### Problem requirements
Search the entries for the word "Historial" and return every line where it is found.

### Source records
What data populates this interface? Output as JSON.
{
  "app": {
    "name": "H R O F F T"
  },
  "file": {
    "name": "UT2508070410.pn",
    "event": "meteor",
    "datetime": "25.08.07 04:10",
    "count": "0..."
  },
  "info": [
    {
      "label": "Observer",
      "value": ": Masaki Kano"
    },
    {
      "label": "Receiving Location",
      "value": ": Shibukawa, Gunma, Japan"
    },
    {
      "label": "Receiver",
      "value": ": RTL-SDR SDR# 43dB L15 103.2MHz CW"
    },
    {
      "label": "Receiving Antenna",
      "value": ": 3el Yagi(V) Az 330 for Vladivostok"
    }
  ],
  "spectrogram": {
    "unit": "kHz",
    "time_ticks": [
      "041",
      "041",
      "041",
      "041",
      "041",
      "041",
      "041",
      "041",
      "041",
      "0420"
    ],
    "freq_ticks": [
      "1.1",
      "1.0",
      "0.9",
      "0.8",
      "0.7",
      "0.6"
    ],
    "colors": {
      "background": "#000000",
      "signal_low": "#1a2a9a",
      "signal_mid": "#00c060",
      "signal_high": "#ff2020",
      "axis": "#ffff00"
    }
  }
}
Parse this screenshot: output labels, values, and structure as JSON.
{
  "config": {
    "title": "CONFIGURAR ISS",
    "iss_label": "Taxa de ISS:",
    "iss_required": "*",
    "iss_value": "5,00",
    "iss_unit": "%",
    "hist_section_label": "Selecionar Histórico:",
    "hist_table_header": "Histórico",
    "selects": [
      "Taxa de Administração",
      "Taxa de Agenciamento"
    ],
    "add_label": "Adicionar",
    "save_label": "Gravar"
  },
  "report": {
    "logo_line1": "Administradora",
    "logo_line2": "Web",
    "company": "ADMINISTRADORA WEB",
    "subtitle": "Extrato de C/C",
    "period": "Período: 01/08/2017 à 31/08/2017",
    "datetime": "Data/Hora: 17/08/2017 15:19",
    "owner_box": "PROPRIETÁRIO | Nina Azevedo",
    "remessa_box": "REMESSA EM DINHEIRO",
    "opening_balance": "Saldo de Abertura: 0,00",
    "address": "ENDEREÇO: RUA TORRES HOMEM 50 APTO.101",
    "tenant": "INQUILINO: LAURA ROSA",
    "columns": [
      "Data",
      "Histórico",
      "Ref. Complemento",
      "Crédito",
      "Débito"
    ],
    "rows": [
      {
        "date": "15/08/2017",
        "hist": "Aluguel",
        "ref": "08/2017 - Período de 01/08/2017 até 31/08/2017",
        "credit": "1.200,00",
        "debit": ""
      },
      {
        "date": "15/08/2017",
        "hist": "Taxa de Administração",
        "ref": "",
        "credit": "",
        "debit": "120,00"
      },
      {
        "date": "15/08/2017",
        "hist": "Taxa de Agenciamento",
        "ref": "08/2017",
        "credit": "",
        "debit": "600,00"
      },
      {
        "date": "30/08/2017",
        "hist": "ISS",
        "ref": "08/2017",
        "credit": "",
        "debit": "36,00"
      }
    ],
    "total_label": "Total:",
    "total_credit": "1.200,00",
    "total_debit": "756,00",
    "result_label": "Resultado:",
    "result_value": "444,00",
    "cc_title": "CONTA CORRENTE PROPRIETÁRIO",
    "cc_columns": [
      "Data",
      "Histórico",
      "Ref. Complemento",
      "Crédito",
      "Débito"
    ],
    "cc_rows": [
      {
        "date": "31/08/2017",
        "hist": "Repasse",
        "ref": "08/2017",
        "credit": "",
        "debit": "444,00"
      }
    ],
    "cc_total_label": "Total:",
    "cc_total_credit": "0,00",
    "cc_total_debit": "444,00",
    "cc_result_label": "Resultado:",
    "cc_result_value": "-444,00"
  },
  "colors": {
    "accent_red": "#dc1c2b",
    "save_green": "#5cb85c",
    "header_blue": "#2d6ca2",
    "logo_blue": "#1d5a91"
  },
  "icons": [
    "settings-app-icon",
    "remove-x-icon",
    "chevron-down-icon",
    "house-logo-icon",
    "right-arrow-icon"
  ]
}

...

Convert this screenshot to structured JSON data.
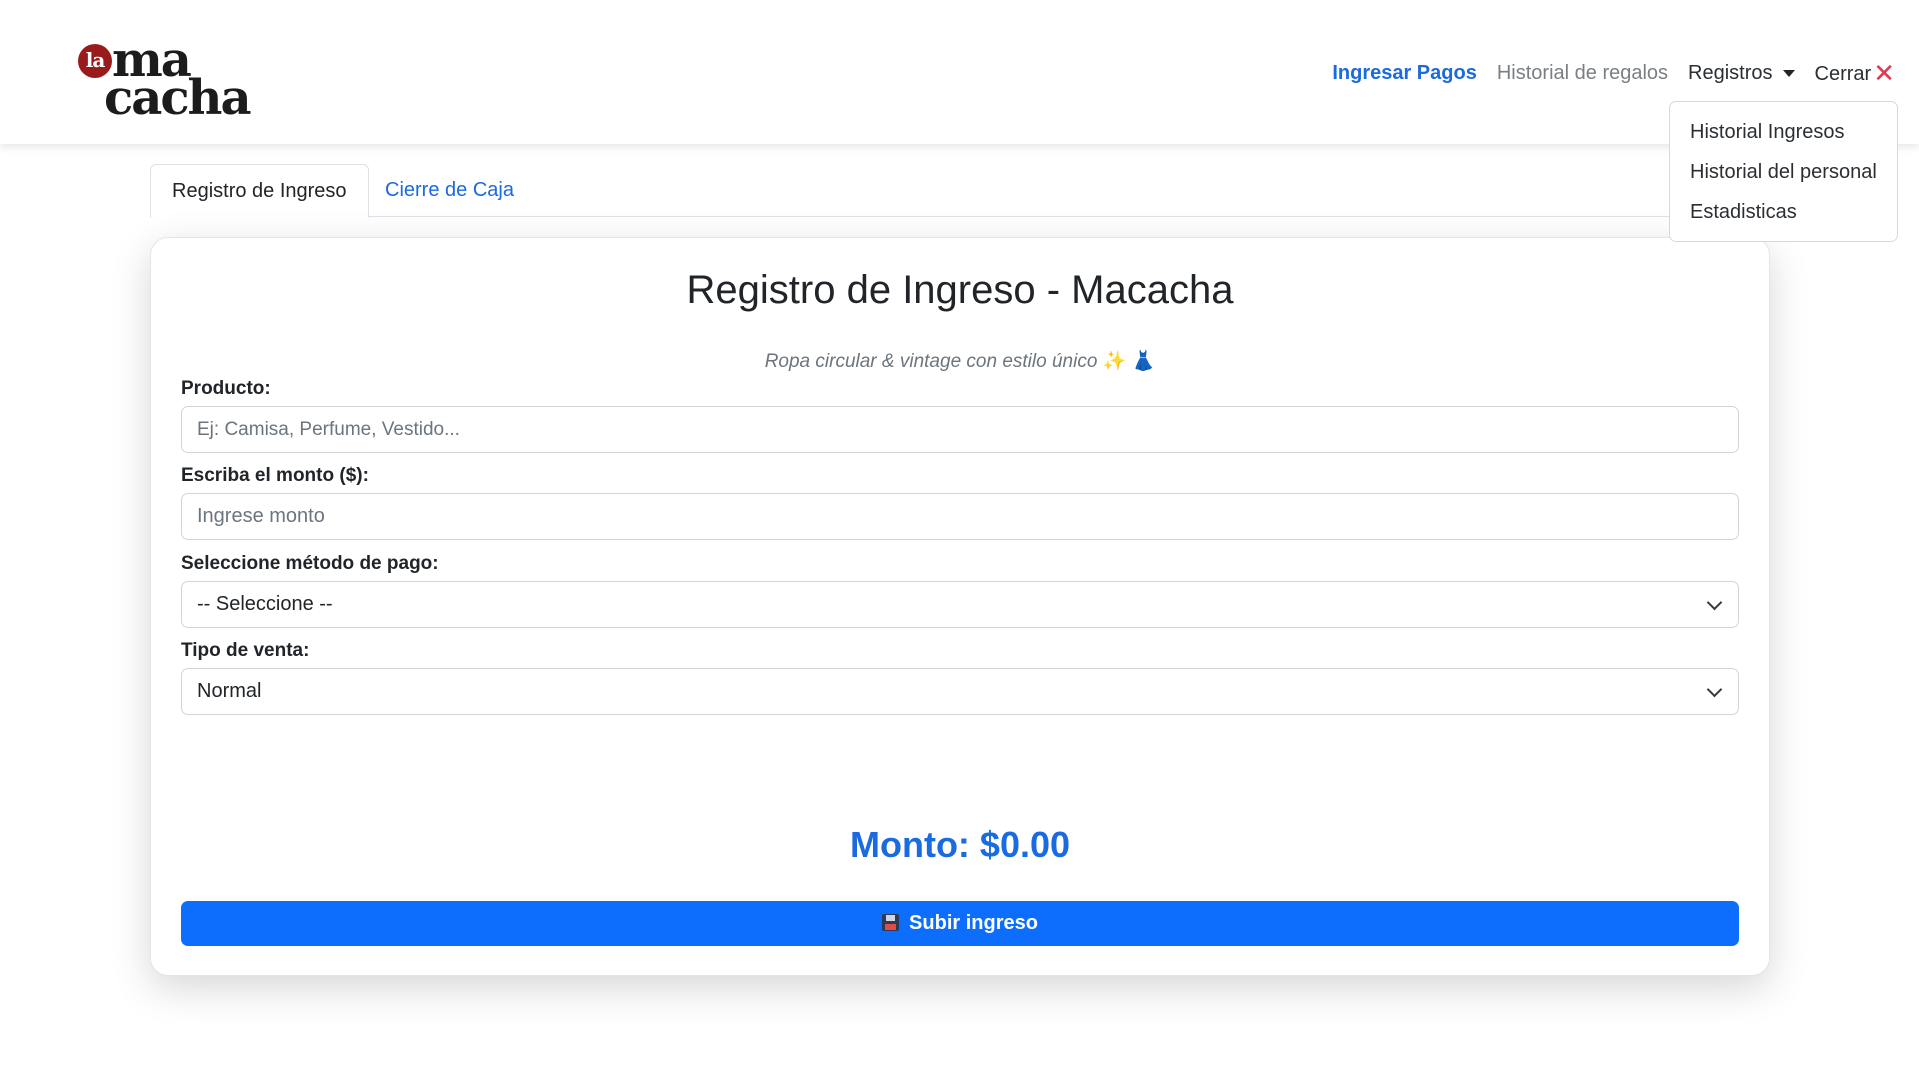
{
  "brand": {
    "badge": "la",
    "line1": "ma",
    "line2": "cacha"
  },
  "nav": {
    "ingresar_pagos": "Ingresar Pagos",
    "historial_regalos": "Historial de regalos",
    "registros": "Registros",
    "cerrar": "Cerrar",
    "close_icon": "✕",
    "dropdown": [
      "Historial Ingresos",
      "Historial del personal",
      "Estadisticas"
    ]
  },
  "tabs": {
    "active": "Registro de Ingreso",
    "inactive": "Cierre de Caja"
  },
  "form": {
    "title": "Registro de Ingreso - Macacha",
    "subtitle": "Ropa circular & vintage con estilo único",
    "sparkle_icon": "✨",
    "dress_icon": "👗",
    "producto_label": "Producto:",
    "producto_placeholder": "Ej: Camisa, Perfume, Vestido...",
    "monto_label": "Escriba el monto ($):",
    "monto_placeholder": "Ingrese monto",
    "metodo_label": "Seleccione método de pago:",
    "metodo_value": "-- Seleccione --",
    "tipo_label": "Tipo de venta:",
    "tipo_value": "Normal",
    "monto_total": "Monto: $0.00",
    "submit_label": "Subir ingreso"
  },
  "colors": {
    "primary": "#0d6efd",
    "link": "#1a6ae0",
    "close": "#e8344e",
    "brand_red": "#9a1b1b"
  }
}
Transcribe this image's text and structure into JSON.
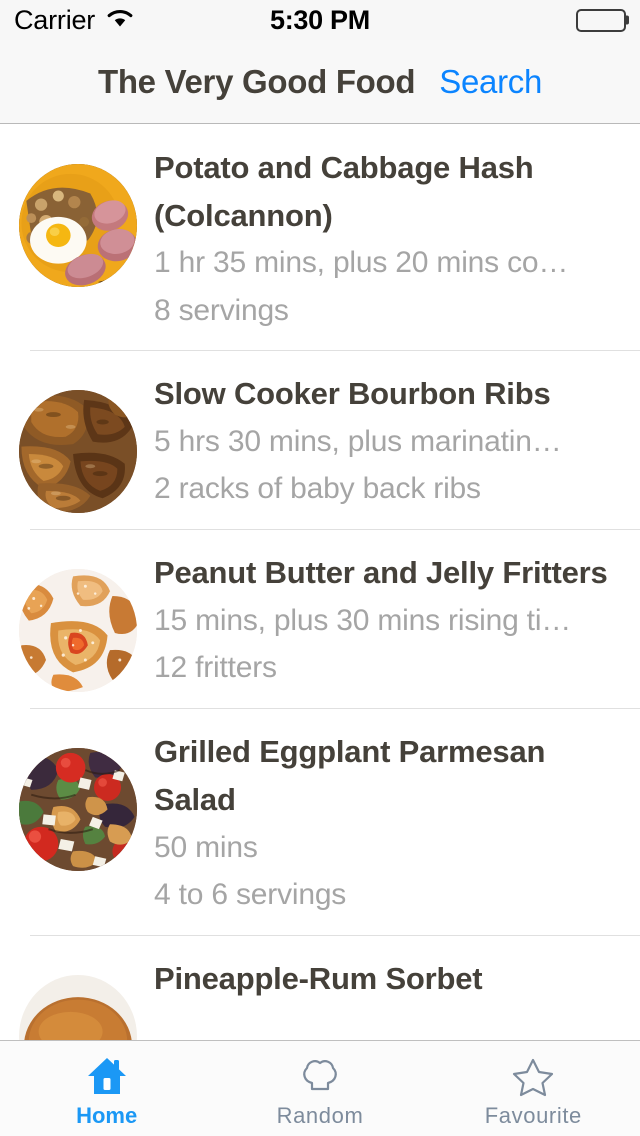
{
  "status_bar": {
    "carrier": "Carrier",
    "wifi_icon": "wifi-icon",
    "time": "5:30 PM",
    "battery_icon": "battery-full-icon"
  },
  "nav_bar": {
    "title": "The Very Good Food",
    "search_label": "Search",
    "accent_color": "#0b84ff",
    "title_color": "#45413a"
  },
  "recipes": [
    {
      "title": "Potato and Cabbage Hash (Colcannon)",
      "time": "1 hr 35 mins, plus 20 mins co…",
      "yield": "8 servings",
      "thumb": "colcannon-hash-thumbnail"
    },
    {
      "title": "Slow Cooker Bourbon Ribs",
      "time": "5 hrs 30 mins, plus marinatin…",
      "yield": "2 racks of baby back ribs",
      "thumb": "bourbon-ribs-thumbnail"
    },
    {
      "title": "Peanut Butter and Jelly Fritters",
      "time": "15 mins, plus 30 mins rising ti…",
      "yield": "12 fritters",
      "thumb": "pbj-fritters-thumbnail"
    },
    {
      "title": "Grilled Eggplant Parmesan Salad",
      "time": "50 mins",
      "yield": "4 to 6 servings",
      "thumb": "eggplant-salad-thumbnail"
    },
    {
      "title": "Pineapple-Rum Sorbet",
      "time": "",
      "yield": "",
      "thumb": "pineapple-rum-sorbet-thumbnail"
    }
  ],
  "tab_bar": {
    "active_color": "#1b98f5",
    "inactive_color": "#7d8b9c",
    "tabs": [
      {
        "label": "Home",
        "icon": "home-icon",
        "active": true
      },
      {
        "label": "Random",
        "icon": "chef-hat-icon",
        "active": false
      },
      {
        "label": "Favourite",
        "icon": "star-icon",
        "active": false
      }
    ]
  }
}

### Result
    "historial_regalos": "Historial de regalos",
      "Historial Ingresos",
      "Historial del personal",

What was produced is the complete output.